Likewise, it is very common for a researcher to rely on prepackaged composite data rather than explicitly creating original composite data. For instance, consider that favorite population of econ soc, the Fortune 500. Fortune defines this population as the top 500 firms ranked by sales. Now imagine decomposing sales by industry. Inevitably, sales in manufacturing will be negatively correlated with sales in retail. However this is an artifact of sample truncation. In the broader population the two types of sales will be positively correlated (at least among multi-dimensional firms).
clear set obs 10000 gen body=rnormal() gen mind=rnormal() *corr in the population corr body mind scatter body mind graph export bodymind_everybody.png, replace *keep only the stars gen talent=body+mind+3 recode talent -100/0=0 gen stardom=rpoisson(talent) gsort -stardom keep in 1/1000 *corr amongst stars corr body mind scatter body mind graph export bodymind_stars.png, replace
| Gabriel |
So apparently high schools are encouraging huge numbers of kids to take advanced placement tests.
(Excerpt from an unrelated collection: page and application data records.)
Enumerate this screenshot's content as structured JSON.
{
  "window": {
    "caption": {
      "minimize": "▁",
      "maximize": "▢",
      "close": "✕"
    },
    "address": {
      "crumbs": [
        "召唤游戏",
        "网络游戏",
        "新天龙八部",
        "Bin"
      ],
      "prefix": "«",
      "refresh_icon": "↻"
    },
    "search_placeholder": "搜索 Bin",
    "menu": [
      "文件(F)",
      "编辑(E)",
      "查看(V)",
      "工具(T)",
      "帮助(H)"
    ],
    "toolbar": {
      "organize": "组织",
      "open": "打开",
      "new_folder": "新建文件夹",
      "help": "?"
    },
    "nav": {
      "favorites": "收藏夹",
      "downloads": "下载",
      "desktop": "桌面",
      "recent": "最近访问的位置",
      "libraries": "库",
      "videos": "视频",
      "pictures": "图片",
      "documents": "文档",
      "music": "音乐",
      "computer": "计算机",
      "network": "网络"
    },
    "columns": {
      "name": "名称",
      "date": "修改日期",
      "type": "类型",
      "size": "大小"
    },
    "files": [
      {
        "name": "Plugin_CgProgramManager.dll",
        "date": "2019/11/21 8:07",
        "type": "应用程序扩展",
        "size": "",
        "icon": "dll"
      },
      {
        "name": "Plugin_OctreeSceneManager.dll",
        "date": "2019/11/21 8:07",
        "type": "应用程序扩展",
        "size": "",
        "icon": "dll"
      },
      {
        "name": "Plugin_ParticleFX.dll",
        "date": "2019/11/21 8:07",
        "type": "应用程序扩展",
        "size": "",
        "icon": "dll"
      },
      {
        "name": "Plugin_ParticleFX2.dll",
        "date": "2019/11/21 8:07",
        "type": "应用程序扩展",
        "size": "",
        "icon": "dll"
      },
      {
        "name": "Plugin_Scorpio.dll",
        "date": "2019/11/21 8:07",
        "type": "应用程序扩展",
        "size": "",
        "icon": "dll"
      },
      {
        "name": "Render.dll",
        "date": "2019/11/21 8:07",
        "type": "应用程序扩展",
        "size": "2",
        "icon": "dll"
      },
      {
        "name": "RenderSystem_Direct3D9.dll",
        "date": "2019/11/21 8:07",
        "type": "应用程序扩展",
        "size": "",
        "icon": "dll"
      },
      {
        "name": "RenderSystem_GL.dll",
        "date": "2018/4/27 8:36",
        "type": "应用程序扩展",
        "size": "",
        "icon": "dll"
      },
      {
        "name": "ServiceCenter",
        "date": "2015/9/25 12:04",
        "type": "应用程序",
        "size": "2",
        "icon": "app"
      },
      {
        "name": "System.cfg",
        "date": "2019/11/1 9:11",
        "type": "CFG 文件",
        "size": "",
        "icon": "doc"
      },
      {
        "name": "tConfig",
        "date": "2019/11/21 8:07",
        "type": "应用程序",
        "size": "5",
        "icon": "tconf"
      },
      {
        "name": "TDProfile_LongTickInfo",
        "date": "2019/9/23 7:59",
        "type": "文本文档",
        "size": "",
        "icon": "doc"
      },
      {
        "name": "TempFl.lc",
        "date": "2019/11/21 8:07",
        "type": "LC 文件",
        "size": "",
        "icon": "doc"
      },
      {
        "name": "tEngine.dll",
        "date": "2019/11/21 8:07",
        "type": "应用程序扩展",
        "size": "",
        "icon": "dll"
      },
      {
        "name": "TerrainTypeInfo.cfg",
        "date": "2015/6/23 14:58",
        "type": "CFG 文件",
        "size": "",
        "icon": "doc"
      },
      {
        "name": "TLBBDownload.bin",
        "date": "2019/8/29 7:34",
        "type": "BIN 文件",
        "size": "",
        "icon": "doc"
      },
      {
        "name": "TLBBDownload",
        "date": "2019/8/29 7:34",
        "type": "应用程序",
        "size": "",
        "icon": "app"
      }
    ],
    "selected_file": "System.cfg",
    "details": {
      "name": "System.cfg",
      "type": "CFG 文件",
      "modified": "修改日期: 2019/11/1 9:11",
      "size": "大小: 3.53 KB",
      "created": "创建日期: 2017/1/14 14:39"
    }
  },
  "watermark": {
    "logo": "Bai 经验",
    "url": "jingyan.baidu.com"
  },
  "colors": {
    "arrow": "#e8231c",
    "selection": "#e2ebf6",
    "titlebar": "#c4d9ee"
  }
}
If you’ve ever seen one of those surveys where 40% of high school kids think Obi Wan Kenobi was one of the founding fathers, you’ll be able to guess that the outcome is that very few of them pass the test. In a rare triumph of reason in things having to do with education, there is now a backlash against this. I find this interesting for two reasons:
1. I actually know something about this topic. Although I never published it, one of my two youthful forays into ethnography was at a high school college counseling office in the late 90s. One of the main things going on there was the struggle to organize the AP exams. When kids took AP classes they were obligated to take the AP exam in the spring. However in part because the school had a dismal track record of AP passage and in part because the kids themselves had to pay the AP fee, the students resisted taking the exam. This put the counselor in an adversarial relationship with the students as she tried to coerce and cajole them into paying for and taking the exam, which they (but not she) recognized was a humiliating waste of time and money.
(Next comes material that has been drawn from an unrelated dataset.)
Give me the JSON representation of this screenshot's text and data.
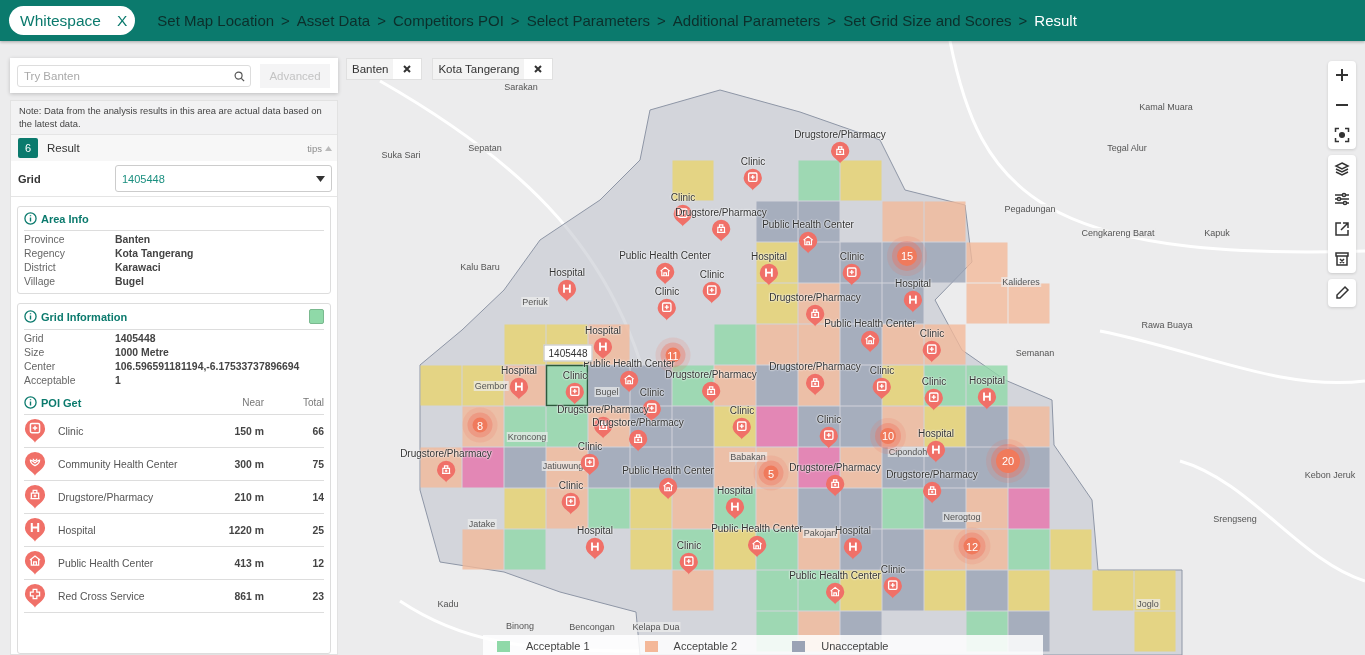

2. Apparently the main driver of AP creep is that some high school ratings algorithms count how many kids in a high school take the AP rather than, oh, I don’t know, pass the AP. This of course is consistent with the typical nonsense you see of highly institutionalized sectors measuring performance by inputs rather than outputs. Likewise, here in California the CSU and UC have long had the concept of a weighted GPA where an AP class adds a full letter grade such that a lot of my friends in high school had GPAs of 4.2. High schools pander to these magazine rankings / college admissions criteria by adding more AP classes than they have competent students to fill. This ratings performativity is well familiar to economic sociologists thanks to work done recently on law school ratings by Espeland and Sauder. Likewise, McArdle has had two posts (part 1, part 2) recently on the development and now perfection of CBO-scoring gamesmanship.